What is required> The answer must be an exact copy of the listing below.
★ ★ ★ ★ ★ ★ ★
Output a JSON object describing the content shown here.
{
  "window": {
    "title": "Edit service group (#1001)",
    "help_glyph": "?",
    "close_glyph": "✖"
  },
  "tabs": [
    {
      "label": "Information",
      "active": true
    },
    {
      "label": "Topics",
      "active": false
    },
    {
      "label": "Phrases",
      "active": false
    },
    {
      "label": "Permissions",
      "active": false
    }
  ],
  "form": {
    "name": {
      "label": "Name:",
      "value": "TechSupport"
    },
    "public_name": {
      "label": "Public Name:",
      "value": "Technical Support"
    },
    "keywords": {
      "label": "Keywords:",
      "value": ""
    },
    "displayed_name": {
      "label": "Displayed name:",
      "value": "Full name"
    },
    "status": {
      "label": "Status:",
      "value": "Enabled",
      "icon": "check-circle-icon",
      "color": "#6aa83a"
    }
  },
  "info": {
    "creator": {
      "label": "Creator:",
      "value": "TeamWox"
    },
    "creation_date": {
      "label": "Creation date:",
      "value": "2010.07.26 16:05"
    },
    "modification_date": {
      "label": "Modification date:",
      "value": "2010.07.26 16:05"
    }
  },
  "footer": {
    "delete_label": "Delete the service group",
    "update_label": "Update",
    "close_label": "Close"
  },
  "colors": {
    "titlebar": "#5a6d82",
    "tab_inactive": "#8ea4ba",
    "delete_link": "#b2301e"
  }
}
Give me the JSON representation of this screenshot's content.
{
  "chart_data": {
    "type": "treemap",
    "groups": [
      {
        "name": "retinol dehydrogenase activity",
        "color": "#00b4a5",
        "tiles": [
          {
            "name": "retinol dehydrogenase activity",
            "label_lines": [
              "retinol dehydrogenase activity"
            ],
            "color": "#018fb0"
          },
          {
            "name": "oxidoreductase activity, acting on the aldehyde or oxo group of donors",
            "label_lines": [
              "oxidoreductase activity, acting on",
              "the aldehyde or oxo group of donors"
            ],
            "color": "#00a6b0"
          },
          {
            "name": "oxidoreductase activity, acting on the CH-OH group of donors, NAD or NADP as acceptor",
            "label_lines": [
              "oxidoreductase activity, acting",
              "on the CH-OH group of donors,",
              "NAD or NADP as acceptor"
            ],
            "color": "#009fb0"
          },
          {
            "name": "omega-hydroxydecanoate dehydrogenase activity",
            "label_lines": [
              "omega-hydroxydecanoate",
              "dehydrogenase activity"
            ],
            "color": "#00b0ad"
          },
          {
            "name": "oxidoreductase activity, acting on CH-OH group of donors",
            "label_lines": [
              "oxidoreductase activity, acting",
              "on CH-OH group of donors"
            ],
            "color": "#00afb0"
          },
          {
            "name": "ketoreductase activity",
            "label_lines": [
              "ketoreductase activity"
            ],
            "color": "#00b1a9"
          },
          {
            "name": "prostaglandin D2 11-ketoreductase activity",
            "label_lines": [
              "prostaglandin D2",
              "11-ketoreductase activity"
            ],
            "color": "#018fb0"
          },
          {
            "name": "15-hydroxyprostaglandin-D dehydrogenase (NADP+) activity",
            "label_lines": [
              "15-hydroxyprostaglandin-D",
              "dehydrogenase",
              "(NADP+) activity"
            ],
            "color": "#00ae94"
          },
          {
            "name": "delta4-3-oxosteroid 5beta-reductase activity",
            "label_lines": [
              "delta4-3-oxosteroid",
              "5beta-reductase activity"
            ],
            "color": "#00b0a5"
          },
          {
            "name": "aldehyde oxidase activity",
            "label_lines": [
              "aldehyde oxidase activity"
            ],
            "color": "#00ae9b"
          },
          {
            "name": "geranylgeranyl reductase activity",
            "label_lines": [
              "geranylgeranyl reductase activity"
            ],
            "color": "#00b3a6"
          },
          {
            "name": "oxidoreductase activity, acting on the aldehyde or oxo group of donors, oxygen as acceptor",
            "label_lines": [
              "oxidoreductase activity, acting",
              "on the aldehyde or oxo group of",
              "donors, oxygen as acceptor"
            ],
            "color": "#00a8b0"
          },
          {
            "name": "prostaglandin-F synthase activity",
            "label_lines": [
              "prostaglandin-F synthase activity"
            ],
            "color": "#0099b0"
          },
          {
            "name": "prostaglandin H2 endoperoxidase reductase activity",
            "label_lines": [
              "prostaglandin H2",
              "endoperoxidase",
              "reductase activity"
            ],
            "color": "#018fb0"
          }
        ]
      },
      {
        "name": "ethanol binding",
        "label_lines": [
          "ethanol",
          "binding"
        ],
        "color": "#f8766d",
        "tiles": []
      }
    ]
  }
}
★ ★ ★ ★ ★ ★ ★
Task answer>
Output a JSON object describing the content shown here.
{
  "window": {
    "title": "Edit service group (#1001)",
    "help_glyph": "?",
    "close_glyph": "✖"
  },
  "tabs": [
    {
      "label": "Information",
      "active": true
    },
    {
      "label": "Topics",
      "active": false
    },
    {
      "label": "Phrases",
      "active": false
    },
    {
      "label": "Permissions",
      "active": false
    }
  ],
  "form": {
    "name": {
      "label": "Name:",
      "value": "TechSupport"
    },
    "public_name": {
      "label": "Public Name:",
      "value": "Technical Support"
    },
    "keywords": {
      "label": "Keywords:",
      "value": ""
    },
    "displayed_name": {
      "label": "Displayed name:",
      "value": "Full name"
    },
    "status": {
      "label": "Status:",
      "value": "Enabled",
      "icon": "check-circle-icon",
      "color": "#6aa83a"
    }
  },
  "info": {
    "creator": {
      "label": "Creator:",
      "value": "TeamWox"
    },
    "creation_date": {
      "label": "Creation date:",
      "value": "2010.07.26 16:05"
    },
    "modification_date": {
      "label": "Modification date:",
      "value": "2010.07.26 16:05"
    }
  },
  "footer": {
    "delete_label": "Delete the service group",
    "update_label": "Update",
    "close_label": "Close"
  },
  "colors": {
    "titlebar": "#5a6d82",
    "tab_inactive": "#8ea4ba",
    "delete_link": "#b2301e"
  }
}
Give me the JSON representation of this screenshot's content.
{
  "chart_data": {
    "type": "treemap",
    "groups": [
      {
        "name": "retinol dehydrogenase activity",
        "color": "#00b4a5",
        "tiles": [
          {
            "name": "retinol dehydrogenase activity",
            "label_lines": [
              "retinol dehydrogenase activity"
            ],
            "color": "#018fb0"
          },
          {
            "name": "oxidoreductase activity, acting on the aldehyde or oxo group of donors",
            "label_lines": [
              "oxidoreductase activity, acting on",
              "the aldehyde or oxo group of donors"
            ],
            "color": "#00a6b0"
          },
          {
            "name": "oxidoreductase activity, acting on the CH-OH group of donors, NAD or NADP as acceptor",
            "label_lines": [
              "oxidoreductase activity, acting",
              "on the CH-OH group of donors,",
              "NAD or NADP as acceptor"
            ],
            "color": "#009fb0"
          },
          {
            "name": "omega-hydroxydecanoate dehydrogenase activity",
            "label_lines": [
              "omega-hydroxydecanoate",
              "dehydrogenase activity"
            ],
            "color": "#00b0ad"
          },
          {
            "name": "oxidoreductase activity, acting on CH-OH group of donors",
            "label_lines": [
              "oxidoreductase activity, acting",
              "on CH-OH group of donors"
            ],
            "color": "#00afb0"
          },
          {
            "name": "ketoreductase activity",
            "label_lines": [
              "ketoreductase activity"
            ],
            "color": "#00b1a9"
          },
          {
            "name": "prostaglandin D2 11-ketoreductase activity",
            "label_lines": [
              "prostaglandin D2",
              "11-ketoreductase activity"
            ],
            "color": "#018fb0"
          },
          {
            "name": "15-hydroxyprostaglandin-D dehydrogenase (NADP+) activity",
            "label_lines": [
              "15-hydroxyprostaglandin-D",
              "dehydrogenase",
              "(NADP+) activity"
            ],
            "color": "#00ae94"
          },
          {
            "name": "delta4-3-oxosteroid 5beta-reductase activity",
            "label_lines": [
              "delta4-3-oxosteroid",
              "5beta-reductase activity"
            ],
            "color": "#00b0a5"
          },
          {
            "name": "aldehyde oxidase activity",
            "label_lines": [
              "aldehyde oxidase activity"
            ],
            "color": "#00ae9b"
          },
          {
            "name": "geranylgeranyl reductase activity",
            "label_lines": [
              "geranylgeranyl reductase activity"
            ],
            "color": "#00b3a6"
          },
          {
            "name": "oxidoreductase activity, acting on the aldehyde or oxo group of donors, oxygen as acceptor",
            "label_lines": [
              "oxidoreductase activity, acting",
              "on the aldehyde or oxo group of",
              "donors, oxygen as acceptor"
            ],
            "color": "#00a8b0"
          },
          {
            "name": "prostaglandin-F synthase activity",
            "label_lines": [
              "prostaglandin-F synthase activity"
            ],
            "color": "#0099b0"
          },
          {
            "name": "prostaglandin H2 endoperoxidase reductase activity",
            "label_lines": [
              "prostaglandin H2",
              "endoperoxidase",
              "reductase activity"
            ],
            "color": "#018fb0"
          }
        ]
      },
      {
        "name": "ethanol binding",
        "label_lines": [
          "ethanol",
          "binding"
        ],
        "color": "#f8766d",
        "tiles": []
      }
    ]
  }
}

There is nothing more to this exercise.